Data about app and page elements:
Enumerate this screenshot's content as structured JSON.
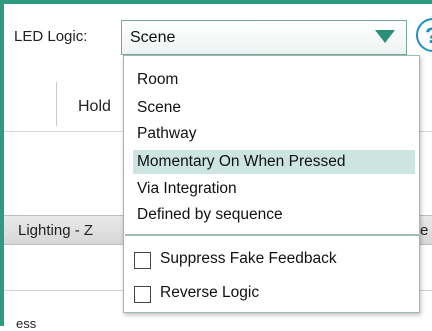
{
  "led_logic": {
    "label": "LED Logic:",
    "selected_value": "Scene",
    "options": [
      "Room",
      "Scene",
      "Pathway",
      "Momentary On When Pressed",
      "Via Integration",
      "Defined by sequence"
    ],
    "highlighted_option": "Momentary On When Pressed"
  },
  "help": {
    "glyph": "?"
  },
  "background": {
    "hold_text": "Hold",
    "lighting_text": "Lighting - Z",
    "right_cut_text": "e",
    "bottom_text": "ess"
  },
  "checkboxes": [
    {
      "label": "Suppress Fake Feedback",
      "checked": false
    },
    {
      "label": "Reverse Logic",
      "checked": false
    }
  ],
  "colors": {
    "accent": "#2f9a7f",
    "arrow": "#2a8f78",
    "highlight": "#cde5e0",
    "help_blue": "#1f8fc4"
  }
}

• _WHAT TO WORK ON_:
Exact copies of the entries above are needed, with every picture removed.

• _YOUR RESPONSE_:
Enumerate this screenshot's content as structured JSON.
{
  "led_logic": {
    "label": "LED Logic:",
    "selected_value": "Scene",
    "options": [
      "Room",
      "Scene",
      "Pathway",
      "Momentary On When Pressed",
      "Via Integration",
      "Defined by sequence"
    ],
    "highlighted_option": "Momentary On When Pressed"
  },
  "help": {
    "glyph": "?"
  },
  "background": {
    "hold_text": "Hold",
    "lighting_text": "Lighting - Z",
    "right_cut_text": "e",
    "bottom_text": "ess"
  },
  "checkboxes": [
    {
      "label": "Suppress Fake Feedback",
      "checked": false
    },
    {
      "label": "Reverse Logic",
      "checked": false
    }
  ],
  "colors": {
    "accent": "#2f9a7f",
    "arrow": "#2a8f78",
    "highlight": "#cde5e0",
    "help_blue": "#1f8fc4"
  }
}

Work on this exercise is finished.